Preprints available or on the web at http://arxiv.org/abs/1503.06096

Newsletter Information

The Distant EKOs Newsletter is dedicated to provide researchers with easy and rapid access to current work regarding the Kuiper belt (observational and theoretical studies), directly related objects (e.g., Pluto, Centaurs), and other areas of study when explicitly applied to the Kuiper belt.

We accept submissions for the following sections:

A LaTeX template for submissions is appended to each issue of the newsletter, and is sent out regularly to the e-mail distribution list. Please use that template, and send your submission to:
The Distant EKOs Newsletter is available on the World Wide Web at:
Recent and back issues of the Newsletter are archived there in various formats. The web pages also contain other related information and links.

Distant EKOs is not a refereed publication, but is a tool for furthering communication among people interested in Kuiper belt research. Publication or listing of an article in the Newsletter or the web page does not constitute an endorsement of the article's results or imply validity of its contents. When referencing an article, please reference the original source; Distant EKOs is not a substitute for peer-reviewed journals.
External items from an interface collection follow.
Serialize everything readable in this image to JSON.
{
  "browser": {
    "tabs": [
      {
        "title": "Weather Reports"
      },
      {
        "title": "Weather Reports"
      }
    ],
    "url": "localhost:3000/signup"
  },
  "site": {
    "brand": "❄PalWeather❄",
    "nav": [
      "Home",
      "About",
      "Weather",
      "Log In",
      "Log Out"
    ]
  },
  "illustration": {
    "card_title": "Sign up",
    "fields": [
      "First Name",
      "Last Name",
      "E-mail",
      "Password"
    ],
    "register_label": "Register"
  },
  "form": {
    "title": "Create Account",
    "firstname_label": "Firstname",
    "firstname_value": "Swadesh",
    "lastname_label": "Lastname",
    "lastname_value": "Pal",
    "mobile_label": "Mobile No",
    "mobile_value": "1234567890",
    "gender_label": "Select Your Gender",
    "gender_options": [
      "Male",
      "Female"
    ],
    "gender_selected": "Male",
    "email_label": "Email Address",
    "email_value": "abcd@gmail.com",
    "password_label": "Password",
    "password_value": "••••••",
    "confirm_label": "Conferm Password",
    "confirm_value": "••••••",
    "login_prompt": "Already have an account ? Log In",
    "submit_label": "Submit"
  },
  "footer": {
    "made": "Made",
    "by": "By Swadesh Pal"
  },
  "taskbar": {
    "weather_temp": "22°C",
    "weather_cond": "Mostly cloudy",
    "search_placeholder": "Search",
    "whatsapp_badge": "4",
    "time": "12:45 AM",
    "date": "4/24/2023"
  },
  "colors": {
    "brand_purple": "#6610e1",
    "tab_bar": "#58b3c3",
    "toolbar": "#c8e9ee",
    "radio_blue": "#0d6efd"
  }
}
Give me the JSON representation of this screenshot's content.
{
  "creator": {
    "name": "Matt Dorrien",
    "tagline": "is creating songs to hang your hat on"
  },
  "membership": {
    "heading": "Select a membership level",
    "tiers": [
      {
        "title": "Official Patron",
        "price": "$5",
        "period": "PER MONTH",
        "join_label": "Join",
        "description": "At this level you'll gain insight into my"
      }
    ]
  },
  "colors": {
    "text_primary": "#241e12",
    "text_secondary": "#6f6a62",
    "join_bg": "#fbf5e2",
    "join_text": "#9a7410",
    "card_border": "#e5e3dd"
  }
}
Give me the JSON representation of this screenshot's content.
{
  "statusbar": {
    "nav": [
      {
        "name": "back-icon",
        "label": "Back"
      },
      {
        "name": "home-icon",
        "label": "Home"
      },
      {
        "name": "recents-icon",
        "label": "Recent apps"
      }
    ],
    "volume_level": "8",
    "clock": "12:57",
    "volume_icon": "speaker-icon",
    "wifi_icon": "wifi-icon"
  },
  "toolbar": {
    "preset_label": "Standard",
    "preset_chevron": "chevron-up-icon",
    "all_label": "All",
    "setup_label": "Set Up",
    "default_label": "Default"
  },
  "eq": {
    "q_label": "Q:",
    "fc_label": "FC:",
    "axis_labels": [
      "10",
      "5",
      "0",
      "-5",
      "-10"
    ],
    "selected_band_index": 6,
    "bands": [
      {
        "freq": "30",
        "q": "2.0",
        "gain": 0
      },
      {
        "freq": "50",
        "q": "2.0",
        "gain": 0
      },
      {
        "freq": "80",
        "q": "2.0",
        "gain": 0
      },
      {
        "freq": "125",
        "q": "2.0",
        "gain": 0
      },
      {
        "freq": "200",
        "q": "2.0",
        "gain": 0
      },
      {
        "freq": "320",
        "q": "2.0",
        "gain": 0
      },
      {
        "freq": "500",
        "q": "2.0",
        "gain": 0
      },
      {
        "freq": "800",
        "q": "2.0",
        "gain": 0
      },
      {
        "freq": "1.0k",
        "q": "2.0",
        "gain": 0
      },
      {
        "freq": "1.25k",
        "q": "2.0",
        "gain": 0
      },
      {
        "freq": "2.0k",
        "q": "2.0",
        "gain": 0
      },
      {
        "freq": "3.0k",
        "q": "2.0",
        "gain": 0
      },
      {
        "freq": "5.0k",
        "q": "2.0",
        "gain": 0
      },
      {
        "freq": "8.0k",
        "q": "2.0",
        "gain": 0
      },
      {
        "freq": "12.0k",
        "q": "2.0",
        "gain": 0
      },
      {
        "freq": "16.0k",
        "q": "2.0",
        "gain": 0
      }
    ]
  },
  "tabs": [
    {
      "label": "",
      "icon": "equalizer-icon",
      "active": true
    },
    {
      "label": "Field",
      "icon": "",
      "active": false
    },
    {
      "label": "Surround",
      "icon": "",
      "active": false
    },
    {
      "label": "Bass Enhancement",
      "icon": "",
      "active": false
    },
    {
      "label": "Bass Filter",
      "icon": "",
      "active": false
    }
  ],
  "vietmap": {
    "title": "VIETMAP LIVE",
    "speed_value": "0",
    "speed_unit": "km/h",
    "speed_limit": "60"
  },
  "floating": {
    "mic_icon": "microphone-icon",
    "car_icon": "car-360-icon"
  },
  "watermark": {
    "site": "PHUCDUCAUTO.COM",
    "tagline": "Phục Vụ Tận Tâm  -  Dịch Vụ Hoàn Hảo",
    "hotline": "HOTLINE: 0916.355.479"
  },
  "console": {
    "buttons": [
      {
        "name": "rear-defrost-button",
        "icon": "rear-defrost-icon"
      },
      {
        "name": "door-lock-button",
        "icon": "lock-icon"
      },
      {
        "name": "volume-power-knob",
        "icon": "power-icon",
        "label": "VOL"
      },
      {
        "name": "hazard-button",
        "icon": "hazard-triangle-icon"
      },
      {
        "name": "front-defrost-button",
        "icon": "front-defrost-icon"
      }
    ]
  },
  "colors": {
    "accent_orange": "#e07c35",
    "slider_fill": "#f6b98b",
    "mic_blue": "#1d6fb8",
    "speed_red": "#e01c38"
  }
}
Moving ... ??

If you move or your e-mail address changes, please send the editor your new address. If the Newsletter bounces back from an address for three consecutive issues, the address will be deleted from the mailing list. All address changes, submissions, and other correspondence should be sent to:

Joel Parker 2015-04-19